“I believe in a good assessment; when we first meet, be prepared to answer a lot of questions about your history, experiences, current struggles, and the difficult experiences in your past.”
What was your path to becoming a therapist?
I have worked in the field of human services since graduating from high school. When I enrolled in grad school for social work, I developed a passion for community work. I still have it! I coordinated a program for LGBTQ youth, worked briefly in community disaster relief after a bad flood, and worked in a trauma center at an emergency department. These were amazing experiences, but I also knew that I had a knack for listening to and understanding individuals on a very deep level, something that wasn't really appropriate or possible in the settings I was working in. When I made the change from community work to clinical work, I felt that I had really found my purpose in life. Since then, I have had the opportunity to study EMDR, which is such a powerful tool to help people move through the painful experiences in their lives.
What should someone know about working with you?
I believe in a good assessment; when we first meet, be prepared to answer a lot of questions about your history, experiences, current struggles, and the difficult experiences in your past. I also want to know about who and what is important to you, the positive or powerful experiences that have shaped you, and the reservoirs of strength that help you through hard times. My ideal client is insightful, curious, motivated, and finds it as interesting as I do to jump in and figure out what's going on.
What do you do to continue learning and building competencies as a provider?
I love to learn and I am always committed to becoming a better therapist. I'm working toward my certification in EMDR, which involves advanced trainings and regular consultation with a mentor. I have a strong network of colleagues who provide me with resources or help to figure something out if I need it. In the future, I'd like to formalize my experience and passion for working with trans and gender non-conforming folks by obtaining a WPATH certification.
How do your own core values shape your approach to therapy?

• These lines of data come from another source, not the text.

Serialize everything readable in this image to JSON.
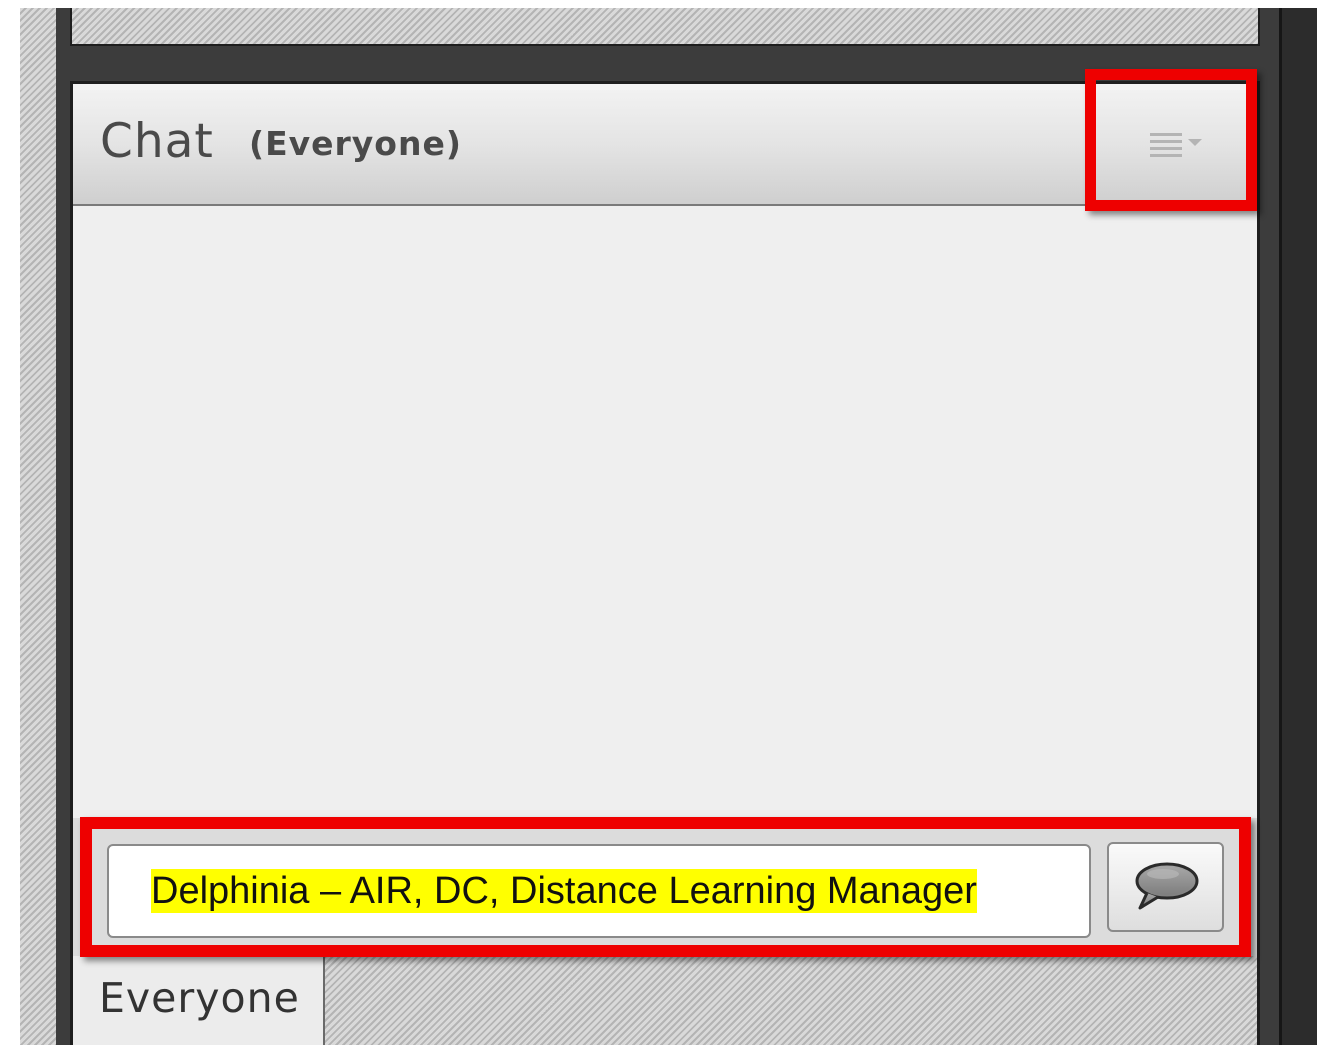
{
  "chat": {
    "title": "Chat",
    "subtitle": "(Everyone)",
    "options_icon": "menu-list-dropdown-icon"
  },
  "input": {
    "value": "Delphinia – AIR, DC, Distance Learning Manager",
    "send_icon": "speech-bubble-icon"
  },
  "tabs": [
    {
      "label": "Everyone",
      "active": true
    }
  ],
  "colors": {
    "highlight_box": "#ee0000",
    "text_highlight": "#ffff00",
    "frame": "#3c3c3c"
  }
}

I was raised and still live in rural upstate New York, nestled in the Western Catskill Mountains. However, I have often felt more connected to larger areas or on campuses where there are people with more varied backgrounds and experiences. My online practice allows me to enjoy the quiet rural life I love while working with diverse and beautiful people from all over the state. It also allows me to bring mental health to people who would struggle to find the kind of help they need in the small communities where they live. Throughout my life, I’ve been guided by my values of honesty, curiosity, humor, justice, compassion, and perseverance. Like you, I am a work in progress and I draw on the lessons and insights from my own journey in my work with others.
“I also want to know about who and what is important to you, the positive or powerful experiences that have shaped you, and the reservoirs of strength that help you through hard times.”